Stemilt has a variety of promotional tools available to retailers to help tell the Rushing Rivers story to shoppers. From signage, pop-up displays and branded cartons, to toolkits for social media and a video featuring orchards via drone footage.

“Retailers should take advantage of the great quality of our Rushing Rivers pears in order to boost the pear category this spring. Sharing the story of the river valleys gives shoppers a compelling reason to put pears in their shopping carts,” said Pepperl.

Ocean Mist Farms, a Castroville CA-based artichoke and vegetable grower-shipper, has announced that Albert Pieri, an original founder of the company and a dedicated employee of nearly 50 years, has died at age 90.

Mr. Pieri was a pioneer in the early days of California Artichoke & Vegetable Growers, which was renamed Ocean Mist Farms in 1995. He was honored with the UnitedAg Lifetime Achievement Award in 2014 for his service to the industry, along with recognition to the Pieri family for nine generations of agriculture leadership. Known fondly as “Big Al” for both his physical stature and engaging personality, Mr. Pieri is mourned by the Ocean Mist Farms family and Castroville, CA, community at large.Albert-PieriAlbert Pieri

“Our most heartfelt condolences go out to Albert’s children, Renee, Glen, Dorian and Diane, along with his sister Norma Pieri-Reasons, brother-in-law Don Reasons, and companion Marlene McMillan,” said Joe Pezzini, chief executive officer of Ocean Mist Farms. “Al’s contributions to our organization, the agricultural industry, and his community will be remembered and appreciated by all for many years to come.”

As a young boy, Mr. Pieri first worked for his father at California Artichoke & Vegetable after school and summers, harvesting crops and making wooden packing crates. After high school he joined the Navy. Upon his return from overseas duty, he went back to work for Cal Choke loading and icing railroad cars, packing broccoli, driving trucks and learning the business from the ground up.

In 1954, Mr. Pieri was asked to take the bookkeeping position in the company, but soon found himself answering sales calls, subbing for the sales manager and becoming well known by the buyers. Eventually, he moved into full-time sales.

In 1964, he became the company’s sales manager, making friends across the nation and facing the many challenges growing and distributing produce offers. Having added cauliflower, cardone and sweet fennel to its commodities, Mr. Pieri and Cal Choke’s popularity took off, so much so that in 1974 over 600 friends and associates came together to celebrate the company’s 50th anniversary in Castroville, CA.

By 1981, Cal Choke had added Romaine from Boutonnet Farms and then Butter, Red and Green Leaf lettuces -- bringing production and handling needs to an all-time high.

Mr. Pieri was always supportive of innovation and expansion of its operations with state-of-the-art packing machinery for all of the company’s produce to make sure that his two highest priorities -- commitment to customers and commitment to quality -- guaranteed a strong future for his California produce, especially his “first love,” artichokes.

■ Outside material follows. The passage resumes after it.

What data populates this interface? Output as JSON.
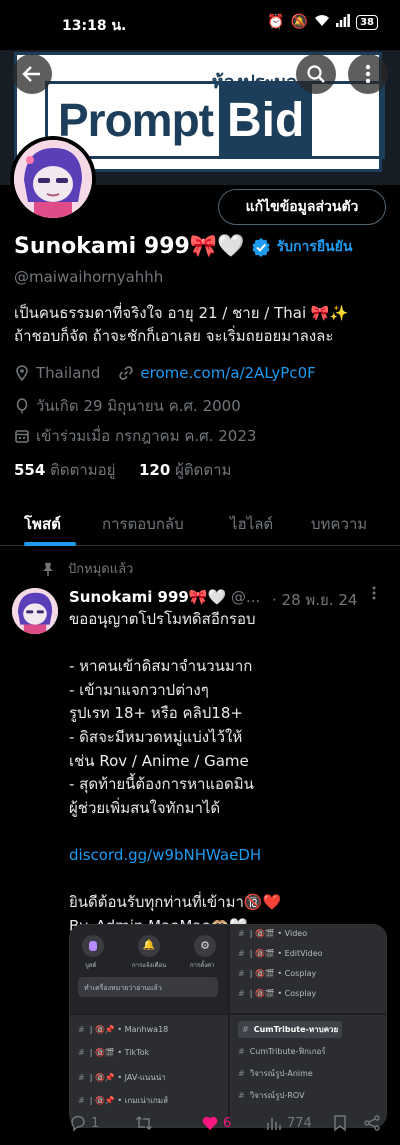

The addition of hydro and vacuum coolers, forced-air storage and handling rooms and ice injection chambers, along with computers and controllers, were some of the first of their kind used in agriculture in America and the world.

A graveside memorial service is planned for May 6 at 11 a.m. at St. Joseph’s Catholic Cemetery in Woodland, CA. In lieu of flowers, the family requests a donation to the Ocean Mist Farms Academic Scholarship Program.